It pays a handsome dividend maximising imputation credits for Aussie dwellers, and most importantly for the times ahead, GMI has excelled at picking stocks that are taken over by the bigger fish to provide a cascading waterfall of capital gains. Which is what every self-respecting Crusoe investor needs.
Pike River Coal. 17 million tons of coking coal. West Coast of New Zealand, South Island. Hit coal today. Must go up, only NZ$1.50 or so at present, issue price, 18 months ago, $1.00.
Maybe Caltex(CTX), but don’t go telling too many people!
Lots of cash, low debt, lots of cash flow, 8% dividend approx, Woolworth’s alliance. Is slowly increasing retail sales at service stations. With the fall in the oil price, it should help margins. It has also weathered the crash fairly well, it has come off its high about 50% but that was at least a year ago, before the crash and since then has pretty much kept in the range of $10 to $13. It’s at the lower end of that now.
A boring stock that doesn’t make many headlines or exciting developments and has little competition in the refining area. I also think it may get a nice little kick out of petrol prices that haven’t really come far off their highs, even though there has been a 50% drop in oil prices, again that’s gotta help margins.
Risks – retail sales crash, and a heavy recession reduces need for fuel – but then again, petrol, like cigs and booze is probably one of the last things to go off the shopping list. You might also be regarded as a “greedy” petrol company shareholder, but I think I can live with that.
My long term stock is Carnegie Corp (ASX:CNM). I know it’s a penny dreadful now but I see it as a stock with a lot of growth potential.
Macarthur Coal (ASX:MCC) at $6 or less the best investment I have ever seen. Market cap about 1bill, almost no debt, just upgraded half year profit to 150mil., 50 percent owned by China, India and Korean companies who just recently paid $20/share. So even if coal prices go way down they will buy from Macarthur. The more the AUD goes down the more they will make.

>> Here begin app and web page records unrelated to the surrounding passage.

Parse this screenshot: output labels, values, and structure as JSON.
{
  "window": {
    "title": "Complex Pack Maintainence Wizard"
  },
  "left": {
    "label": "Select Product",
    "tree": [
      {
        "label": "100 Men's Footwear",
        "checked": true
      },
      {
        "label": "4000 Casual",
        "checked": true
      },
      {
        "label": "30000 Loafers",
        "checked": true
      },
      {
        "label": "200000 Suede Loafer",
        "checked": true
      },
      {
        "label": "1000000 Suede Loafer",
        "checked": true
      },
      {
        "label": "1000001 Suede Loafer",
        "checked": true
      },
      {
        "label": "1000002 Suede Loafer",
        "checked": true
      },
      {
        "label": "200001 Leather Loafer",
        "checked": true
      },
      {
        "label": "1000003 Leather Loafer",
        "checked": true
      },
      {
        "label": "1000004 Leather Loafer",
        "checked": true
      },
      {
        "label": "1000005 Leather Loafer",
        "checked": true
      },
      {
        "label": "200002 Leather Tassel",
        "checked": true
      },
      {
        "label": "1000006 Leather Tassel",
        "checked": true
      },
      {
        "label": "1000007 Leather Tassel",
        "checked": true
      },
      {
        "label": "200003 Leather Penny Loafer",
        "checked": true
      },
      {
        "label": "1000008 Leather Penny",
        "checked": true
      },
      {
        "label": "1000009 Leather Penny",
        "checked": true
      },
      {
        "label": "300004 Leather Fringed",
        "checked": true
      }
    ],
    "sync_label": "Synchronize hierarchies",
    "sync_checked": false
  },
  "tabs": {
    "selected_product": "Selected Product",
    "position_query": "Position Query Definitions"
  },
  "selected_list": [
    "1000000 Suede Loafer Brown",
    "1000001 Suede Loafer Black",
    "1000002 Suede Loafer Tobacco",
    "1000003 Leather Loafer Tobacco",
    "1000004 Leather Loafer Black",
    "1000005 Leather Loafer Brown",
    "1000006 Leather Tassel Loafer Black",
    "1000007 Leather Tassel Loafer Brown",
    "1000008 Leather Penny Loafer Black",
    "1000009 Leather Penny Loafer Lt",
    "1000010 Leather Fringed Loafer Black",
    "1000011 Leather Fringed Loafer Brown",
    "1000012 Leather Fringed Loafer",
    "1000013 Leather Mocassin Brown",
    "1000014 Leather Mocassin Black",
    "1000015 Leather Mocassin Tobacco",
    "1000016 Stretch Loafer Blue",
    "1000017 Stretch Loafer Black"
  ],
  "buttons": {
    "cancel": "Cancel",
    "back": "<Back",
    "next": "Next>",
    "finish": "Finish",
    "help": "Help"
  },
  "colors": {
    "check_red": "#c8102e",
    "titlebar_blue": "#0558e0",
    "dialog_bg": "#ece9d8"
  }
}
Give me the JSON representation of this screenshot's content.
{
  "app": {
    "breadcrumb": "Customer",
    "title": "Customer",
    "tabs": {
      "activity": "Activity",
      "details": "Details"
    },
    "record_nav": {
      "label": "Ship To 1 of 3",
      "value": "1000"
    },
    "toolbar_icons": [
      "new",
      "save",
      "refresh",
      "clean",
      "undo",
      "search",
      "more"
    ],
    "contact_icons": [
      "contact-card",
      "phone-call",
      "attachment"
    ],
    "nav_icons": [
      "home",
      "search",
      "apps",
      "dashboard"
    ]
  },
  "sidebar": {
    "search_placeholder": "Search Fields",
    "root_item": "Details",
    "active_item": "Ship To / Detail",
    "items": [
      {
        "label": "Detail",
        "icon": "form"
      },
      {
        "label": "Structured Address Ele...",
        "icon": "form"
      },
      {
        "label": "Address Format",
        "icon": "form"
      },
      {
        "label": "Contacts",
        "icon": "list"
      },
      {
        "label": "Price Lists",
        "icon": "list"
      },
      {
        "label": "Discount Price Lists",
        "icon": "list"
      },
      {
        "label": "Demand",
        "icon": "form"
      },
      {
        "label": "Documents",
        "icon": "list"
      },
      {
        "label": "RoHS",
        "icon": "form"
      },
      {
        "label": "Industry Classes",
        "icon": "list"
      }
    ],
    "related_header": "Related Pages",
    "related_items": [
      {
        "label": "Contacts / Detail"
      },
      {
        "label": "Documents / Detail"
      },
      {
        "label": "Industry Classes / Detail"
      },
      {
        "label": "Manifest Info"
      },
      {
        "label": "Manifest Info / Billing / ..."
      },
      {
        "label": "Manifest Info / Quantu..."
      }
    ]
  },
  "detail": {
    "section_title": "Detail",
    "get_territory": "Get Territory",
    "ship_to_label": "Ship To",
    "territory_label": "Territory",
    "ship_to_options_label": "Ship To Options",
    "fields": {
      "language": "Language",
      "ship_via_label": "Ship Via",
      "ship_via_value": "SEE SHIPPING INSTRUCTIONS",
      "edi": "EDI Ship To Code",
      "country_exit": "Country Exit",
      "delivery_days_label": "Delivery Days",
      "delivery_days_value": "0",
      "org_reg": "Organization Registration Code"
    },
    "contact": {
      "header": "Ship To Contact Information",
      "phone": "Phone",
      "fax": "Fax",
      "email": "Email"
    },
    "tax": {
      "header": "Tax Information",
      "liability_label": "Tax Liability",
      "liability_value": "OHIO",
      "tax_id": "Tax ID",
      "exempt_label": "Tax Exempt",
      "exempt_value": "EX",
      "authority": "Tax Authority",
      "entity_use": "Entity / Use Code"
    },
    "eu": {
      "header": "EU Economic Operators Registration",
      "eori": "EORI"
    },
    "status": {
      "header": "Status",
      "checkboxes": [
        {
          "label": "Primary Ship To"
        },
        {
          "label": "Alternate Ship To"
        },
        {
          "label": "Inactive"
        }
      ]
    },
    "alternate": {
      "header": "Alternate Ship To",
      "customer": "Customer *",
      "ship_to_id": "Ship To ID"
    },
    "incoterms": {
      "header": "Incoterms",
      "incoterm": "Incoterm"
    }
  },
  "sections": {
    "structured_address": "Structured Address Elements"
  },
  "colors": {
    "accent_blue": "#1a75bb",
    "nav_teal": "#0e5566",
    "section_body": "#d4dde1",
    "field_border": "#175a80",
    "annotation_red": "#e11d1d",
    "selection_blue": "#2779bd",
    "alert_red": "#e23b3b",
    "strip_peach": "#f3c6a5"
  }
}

More on what these stocks have in common tomorrow. Feel free to send us your suggestions at firstname.lastname@example.org
for The Daily Reckoning Australia